Treatment of leukaemia that is classified as CML tends to focus on slowing down the spread of the disease with medication that stops the cells from multiplying. The condition will be closely monitored and in some cases in may be curable through stem cell transplants.
Chemotherapy for leukaemia is the main treatment option for this type of cancer. Antibiotics, blood transfusions, and bone marrow transplant may also be needed to create a cure for the disease. Treatment is usually given in 3 stages to kill leukaemia cells, kill the remaining cancerous cells in the nervous system and then prevent the disease from returning.
As it progresses slowly, this type of cancer may not need any treatment initially, instead a patient may be recommended to watch for the symptoms and have regular check-ups. If symptoms do start or it’s not diagnosed until a later stage, chronic lymphocytic leukaemia treatment options include chemotherapy and a stem or bone marrow transplant.
There are 4 main types of leukaemia that are defined by their rates of progression and where the cancer starts from. There are other types of leukaemia but these are rare.
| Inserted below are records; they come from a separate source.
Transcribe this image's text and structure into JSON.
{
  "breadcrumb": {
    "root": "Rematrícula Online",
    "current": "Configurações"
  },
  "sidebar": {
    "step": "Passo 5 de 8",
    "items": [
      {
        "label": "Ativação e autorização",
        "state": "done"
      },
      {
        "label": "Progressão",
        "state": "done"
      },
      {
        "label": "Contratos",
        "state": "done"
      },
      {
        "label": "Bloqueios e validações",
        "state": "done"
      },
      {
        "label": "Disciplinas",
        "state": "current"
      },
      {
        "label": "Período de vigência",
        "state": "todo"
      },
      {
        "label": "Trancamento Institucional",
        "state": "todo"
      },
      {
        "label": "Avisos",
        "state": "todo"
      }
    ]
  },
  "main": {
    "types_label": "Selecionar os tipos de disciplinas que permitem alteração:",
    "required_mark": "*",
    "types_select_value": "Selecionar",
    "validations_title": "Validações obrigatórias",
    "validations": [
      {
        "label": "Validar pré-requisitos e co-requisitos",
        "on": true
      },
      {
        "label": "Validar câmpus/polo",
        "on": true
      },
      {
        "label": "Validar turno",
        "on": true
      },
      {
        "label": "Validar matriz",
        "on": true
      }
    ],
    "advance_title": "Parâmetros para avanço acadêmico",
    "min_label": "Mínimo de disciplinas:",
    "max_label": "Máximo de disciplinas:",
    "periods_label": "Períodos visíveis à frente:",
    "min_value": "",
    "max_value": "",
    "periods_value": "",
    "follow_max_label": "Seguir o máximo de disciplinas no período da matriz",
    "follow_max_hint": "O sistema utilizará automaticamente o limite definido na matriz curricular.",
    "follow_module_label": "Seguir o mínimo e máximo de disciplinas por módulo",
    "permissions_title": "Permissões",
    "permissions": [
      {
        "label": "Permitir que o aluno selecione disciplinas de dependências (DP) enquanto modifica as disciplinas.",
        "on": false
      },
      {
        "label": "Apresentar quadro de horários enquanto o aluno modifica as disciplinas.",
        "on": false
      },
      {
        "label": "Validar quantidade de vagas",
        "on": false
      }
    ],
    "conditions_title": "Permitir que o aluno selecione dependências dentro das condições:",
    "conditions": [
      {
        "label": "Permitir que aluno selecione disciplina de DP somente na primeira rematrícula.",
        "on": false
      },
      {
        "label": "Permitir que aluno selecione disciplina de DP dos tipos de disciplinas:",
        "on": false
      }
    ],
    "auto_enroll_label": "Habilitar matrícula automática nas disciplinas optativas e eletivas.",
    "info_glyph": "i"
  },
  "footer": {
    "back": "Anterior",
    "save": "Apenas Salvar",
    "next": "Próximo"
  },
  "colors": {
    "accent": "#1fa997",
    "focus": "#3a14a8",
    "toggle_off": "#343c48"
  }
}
The 4 most common types of cancer of the blood are:
Acute myeloid leukaemia (AML) means the cancer develops rapidly and often requires immediate treatment as it can be aggressive. AML occurs when stem cells produce too many immature white blood cells, known as blast cells. While healthy white blood cells can help fight infection, blast cells do not. AML is a rare type of cancer with around 2,600 people diagnosed with the condition in the UK each year.
Chronic myeloid leukaemia (CML), like AML, affects the white blood cells. However, CML tends to progress slowly over years with symptoms usually only appearing as the cancer develops and in some cases, it is only picked up when unrelated tests are conducted. However, despite the mildness of the signs, CML responds better to treatment the earlier it is diagnosed.
Acute lymphocytic leukaemia is aggressive and requires immediate treatment as is can progress rapidly. It’s a rare kind of blood cancer, with just 650 people diagnosed each year in the UK. It acts similar to other leukaemia, where blast cells are released into the blood and reduces a person’s ability to fight bacteria and other infections.
Chronic lymphocytic leukaemia is similar to the acute version but progresses slowly over many years. The condition can’t normally be cured but it can be controlled with medication for many years.
The survival rate of leukaemia is improving, which has been attributed to changes in the diagnosis, classification, and registration of the disease. The survival rate for leukaemia can be dependent on many factors, including the age of the patient, the type of leukaemia they have, and the stage that it’s diagnosed at.
Leukaemia statistics from Cancer Research UK suggests that around 68% of adults will survive their diagnosis for more than a year and 46% of adults will do so for 10 years or more. In adults, the chance of surviving the disease for more than 5 years decreases gradually with age.
It’s estimated that the leukaemia in children survival rate is 81%, with most children surviving their diagnosis by 10 years or more.